Published: June 27, 2011
Updated: June 27, 2011
The field is changing fast -- and so is caregiver training.
As one of the first medical students to participate in Duke’s Primary Care Leadership Track pilot program, Chris Danford is gaining a new perspective on how medicine is practiced.
While his peers spend most of their second year rotating through the hospital, Danford, 28, follows a set panel of patients from the hospital into the outpatient arena.
“I hear the team’s thought process while the patients are hospitalized, as well as the goals they set for long-term care,” says Danford. “After discharge, I see how much actually happens. I’m surprised at how disjointed the transition can be.”
Showing students how the health care delivery system works through patients’ eyes is the intent of the newly launched Primary Care Leadership Track (PCLT). The four-year curriculum will require coursework and on-the-ground experiences in epidemiology and leadership training, community engagement, and the patient-centered medical home.
Students work as part of caregiver teams involved in Durham community projects such as LATCH, which serves people without insurance, and Project Access, which helps low-income patients obtain costly specialty care.
“These experiences will help our students think outside of the traditional clinical settings,” says Barbara Sheline, MD, MPH, assistant dean for primary care. “By working in the community, understanding it, and researching it, they will come to appreciate some of the current problems in the health care system and, ideally, find ways to improve it.”
PCLT -- which offers students a $10,000-per-year scholarship in exchange for committing to a career in primary care -- reflects a push by medical, nursing, and physician assistant schools nationwide to attract, nurture, and train primary care professionals -- a critical goal, given national forecasts for provider shortages across the spectrum of primary care.
Duke Medicine has been helping to lead the charge.
Last year, leaders from Duke and the University of North Carolina joined with other national health-care experts to call for dramatic changes in the way primary care is valued, delivered, and integrated into health care systems.
Their report, sponsored and funded by the Josiah Macy Jr. Foundation, stressed the need to improve educational models and advance science, teaching, practice, and policy development related to primary care as a foundation for expanding the ranks of primary care professionals.
The PCLT is one of the only such programs in the country to combine opportunities for community service with a strong emphasis on community-engaged research.
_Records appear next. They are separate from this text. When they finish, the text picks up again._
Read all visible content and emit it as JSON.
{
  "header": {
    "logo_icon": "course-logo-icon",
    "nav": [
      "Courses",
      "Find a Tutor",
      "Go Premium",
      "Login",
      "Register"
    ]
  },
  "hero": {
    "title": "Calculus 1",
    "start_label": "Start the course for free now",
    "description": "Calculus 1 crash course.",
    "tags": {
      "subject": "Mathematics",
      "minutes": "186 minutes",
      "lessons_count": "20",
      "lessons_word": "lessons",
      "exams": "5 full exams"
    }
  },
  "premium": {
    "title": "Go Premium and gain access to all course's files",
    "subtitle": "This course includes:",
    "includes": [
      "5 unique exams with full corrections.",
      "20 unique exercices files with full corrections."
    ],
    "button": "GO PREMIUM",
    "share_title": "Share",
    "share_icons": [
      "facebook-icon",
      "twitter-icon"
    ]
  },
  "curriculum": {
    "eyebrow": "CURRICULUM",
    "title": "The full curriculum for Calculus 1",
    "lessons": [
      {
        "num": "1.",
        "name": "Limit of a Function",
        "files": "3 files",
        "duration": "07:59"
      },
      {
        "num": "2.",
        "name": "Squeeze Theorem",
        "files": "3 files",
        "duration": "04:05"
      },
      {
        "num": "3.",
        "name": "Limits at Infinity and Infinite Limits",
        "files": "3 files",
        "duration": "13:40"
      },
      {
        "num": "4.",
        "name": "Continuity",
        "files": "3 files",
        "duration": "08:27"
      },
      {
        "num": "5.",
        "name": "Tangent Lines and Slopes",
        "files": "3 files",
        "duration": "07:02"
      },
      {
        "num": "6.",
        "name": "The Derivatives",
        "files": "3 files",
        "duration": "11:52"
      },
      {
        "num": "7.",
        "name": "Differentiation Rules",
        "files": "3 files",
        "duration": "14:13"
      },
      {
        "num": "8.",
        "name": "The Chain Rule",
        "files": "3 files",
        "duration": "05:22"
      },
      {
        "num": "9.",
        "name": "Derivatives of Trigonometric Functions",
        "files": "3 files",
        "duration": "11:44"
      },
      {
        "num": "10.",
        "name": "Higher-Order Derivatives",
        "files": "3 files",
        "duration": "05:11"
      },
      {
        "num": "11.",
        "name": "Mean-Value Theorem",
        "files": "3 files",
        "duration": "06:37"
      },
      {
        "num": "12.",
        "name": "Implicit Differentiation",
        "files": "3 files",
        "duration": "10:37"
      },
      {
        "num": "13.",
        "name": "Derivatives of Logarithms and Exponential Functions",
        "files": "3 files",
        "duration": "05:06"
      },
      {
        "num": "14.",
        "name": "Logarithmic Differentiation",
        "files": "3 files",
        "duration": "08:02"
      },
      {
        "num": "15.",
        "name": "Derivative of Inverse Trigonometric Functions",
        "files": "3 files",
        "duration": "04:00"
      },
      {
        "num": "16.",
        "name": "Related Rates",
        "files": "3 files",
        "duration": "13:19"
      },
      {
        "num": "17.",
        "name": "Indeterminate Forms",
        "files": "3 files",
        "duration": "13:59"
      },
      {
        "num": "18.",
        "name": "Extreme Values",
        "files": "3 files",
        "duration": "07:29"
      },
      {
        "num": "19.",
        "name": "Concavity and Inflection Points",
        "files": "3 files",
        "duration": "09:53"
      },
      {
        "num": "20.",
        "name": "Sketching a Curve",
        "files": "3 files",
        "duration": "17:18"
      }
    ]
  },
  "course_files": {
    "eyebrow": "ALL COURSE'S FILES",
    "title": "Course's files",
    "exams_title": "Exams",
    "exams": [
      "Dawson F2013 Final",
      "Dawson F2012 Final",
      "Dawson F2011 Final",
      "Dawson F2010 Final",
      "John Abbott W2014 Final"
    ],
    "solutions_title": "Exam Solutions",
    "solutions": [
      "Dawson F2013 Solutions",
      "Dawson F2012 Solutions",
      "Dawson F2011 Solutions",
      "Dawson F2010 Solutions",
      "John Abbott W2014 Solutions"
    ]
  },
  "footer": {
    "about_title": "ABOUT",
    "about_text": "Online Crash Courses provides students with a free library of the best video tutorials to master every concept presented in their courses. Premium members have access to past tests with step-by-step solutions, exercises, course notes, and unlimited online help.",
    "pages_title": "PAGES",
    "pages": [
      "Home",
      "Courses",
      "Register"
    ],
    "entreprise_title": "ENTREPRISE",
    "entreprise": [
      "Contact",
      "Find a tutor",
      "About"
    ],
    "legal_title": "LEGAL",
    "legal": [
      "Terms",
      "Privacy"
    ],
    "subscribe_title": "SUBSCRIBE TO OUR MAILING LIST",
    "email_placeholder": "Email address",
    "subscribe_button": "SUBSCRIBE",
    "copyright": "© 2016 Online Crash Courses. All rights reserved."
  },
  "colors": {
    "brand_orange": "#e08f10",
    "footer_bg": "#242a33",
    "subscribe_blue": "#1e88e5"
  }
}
It complements a revamped training program for Duke family medicine residents, which was reorganized in 2007 to emphasize community-based medicine and innovative models of care such as medical homes.
“Even before health care reform came into play, we knew some real changes needed to occur in how we care for patients and train future physicians in these new models of care,” explains Dev Sangvai, MD, chief of Duke’s Division of Family Medicine.
“We needed to enhance the way residents approach patient care, and get them thinking about health care across the continuum of needs rather than from an episodic perspective. Providers also should be thinking about their patients from a population health perspective. These approaches to patient care are generally not taught in the traditional residency model, but they are in our program.”
Duke’s highly ranked School of Nursing and physician assistant (PA) program are also making changes with an eye toward future needs in primary care.
Last fall, the nursing school received a nearly $1.3-million federal grant to help alleviate caregiver shortages by increasing enrollment and accelerating graduation rates of students in its adult primary care nurse practitioner and family nurse practitioner programs.
Similarly, Duke’s PA program won federal support this year to develop an extended primary care rotation track that will expand the number of PAs practicing in rural, underserved areas in North Carolina.
And to better prepare students for the new world of primary care, in which health professionals work as teams to coordinate patient care, Duke’s medical, nursing, PA, and physical therapy programs now offer regular team-based training sessions that bring students of various disciplines together for joint learning and problem-solving -- unmatched preparation for the future of clinical practice.
“It’s increasingly apparent that primary care will be the epicenter of medicine in the future,” says John Anderson, MD, chief medical officer of Duke Primary Care. “It’s being redefined as the career where all the action is happening.”
Read more about the new Primary Care Leadership Track on page 11 of the Summer 2011 issue of DukeMed Alumni News (PDF, 2 MB).